Surrounded by the Hudson River, Broadway, Houston and 14th Streets, Greenwich Village is the birthplace of the bohemian spirit and home to students of New York University, off-Broadway actors, and residents who work in Upper Manhattan. In the 1790s, the area’s country estates were divided and sold to large landowners. Weavers, sail makers, and craftspeople moved into modest homes along paths surrounding the large estates. Far removed from the congested city center, Greenwich Village became an escape for New Yorkers fleeing the smallpox and yellow fever epidemics of the 1820s. In the 1830s, wealthy families built large houses, but soon moved uptown, leaving middle-class, Anglo-Dutch families to live between the industrial plants along the Hudson. As wealthy families left, their large brownstone homes were divided into smaller apartments. Writers soon took advantage of the affordable housing in Greenwich Village, among them Edgar Allan Poe, Walt Whitman, and Mark Twain.

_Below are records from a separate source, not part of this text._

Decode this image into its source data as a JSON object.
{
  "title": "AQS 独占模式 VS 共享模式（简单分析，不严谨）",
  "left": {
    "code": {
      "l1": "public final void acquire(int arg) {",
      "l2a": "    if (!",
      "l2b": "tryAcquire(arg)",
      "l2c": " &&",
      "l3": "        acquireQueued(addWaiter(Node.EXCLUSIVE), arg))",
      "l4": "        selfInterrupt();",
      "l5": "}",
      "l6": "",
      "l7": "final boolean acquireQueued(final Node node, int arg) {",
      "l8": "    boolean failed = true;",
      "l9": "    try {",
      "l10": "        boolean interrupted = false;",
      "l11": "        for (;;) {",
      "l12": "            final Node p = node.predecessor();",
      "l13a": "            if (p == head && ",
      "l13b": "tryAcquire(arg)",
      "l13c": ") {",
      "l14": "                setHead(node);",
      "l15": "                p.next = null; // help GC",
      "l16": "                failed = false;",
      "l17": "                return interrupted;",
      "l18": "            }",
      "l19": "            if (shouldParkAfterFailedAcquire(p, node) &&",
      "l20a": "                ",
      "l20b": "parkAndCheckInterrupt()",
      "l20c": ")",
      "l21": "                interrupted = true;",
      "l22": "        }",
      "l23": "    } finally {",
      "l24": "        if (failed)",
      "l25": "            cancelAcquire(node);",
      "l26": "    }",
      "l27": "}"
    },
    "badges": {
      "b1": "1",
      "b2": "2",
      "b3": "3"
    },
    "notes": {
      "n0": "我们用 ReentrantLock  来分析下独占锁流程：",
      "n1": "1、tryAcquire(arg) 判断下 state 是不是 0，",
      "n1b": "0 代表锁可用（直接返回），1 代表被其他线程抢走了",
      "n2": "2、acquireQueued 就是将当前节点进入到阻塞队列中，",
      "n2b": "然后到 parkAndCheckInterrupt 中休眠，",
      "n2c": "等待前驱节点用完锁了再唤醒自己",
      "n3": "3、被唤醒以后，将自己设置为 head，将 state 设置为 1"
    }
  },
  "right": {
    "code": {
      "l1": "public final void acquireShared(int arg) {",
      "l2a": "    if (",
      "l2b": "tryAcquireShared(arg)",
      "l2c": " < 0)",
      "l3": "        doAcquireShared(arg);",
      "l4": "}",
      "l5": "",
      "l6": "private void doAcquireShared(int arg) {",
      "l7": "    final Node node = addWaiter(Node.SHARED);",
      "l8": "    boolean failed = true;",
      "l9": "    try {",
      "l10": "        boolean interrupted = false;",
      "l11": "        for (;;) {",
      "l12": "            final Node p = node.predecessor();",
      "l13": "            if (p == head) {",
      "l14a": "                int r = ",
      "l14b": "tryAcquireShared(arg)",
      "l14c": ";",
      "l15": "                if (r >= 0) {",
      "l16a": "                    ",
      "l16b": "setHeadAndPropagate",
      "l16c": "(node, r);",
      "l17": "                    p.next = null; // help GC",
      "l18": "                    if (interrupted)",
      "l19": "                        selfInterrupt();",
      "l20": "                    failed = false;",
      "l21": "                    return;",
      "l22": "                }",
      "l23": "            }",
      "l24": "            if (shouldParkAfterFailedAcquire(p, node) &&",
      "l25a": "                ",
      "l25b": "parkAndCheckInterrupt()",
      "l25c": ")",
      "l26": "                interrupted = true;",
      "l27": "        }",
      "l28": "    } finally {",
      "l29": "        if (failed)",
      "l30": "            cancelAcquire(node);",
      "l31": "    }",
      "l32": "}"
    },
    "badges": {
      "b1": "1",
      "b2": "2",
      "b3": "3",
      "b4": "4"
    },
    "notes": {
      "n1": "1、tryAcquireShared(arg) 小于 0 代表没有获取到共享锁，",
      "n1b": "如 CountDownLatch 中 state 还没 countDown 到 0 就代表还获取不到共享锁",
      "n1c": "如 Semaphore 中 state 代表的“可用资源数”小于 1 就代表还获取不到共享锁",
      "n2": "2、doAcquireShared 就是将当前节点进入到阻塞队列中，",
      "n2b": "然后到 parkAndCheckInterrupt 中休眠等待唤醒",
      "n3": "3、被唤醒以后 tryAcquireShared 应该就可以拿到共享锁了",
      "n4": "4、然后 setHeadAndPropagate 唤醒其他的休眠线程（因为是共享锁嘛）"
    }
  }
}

Today, Greenwich Village is an area where tourists rub shoulders with artists, intellectuals and students; the town comes alive at night with theatres, nightclubs, and cafes, but is serene by day with quaint shops and street musicians.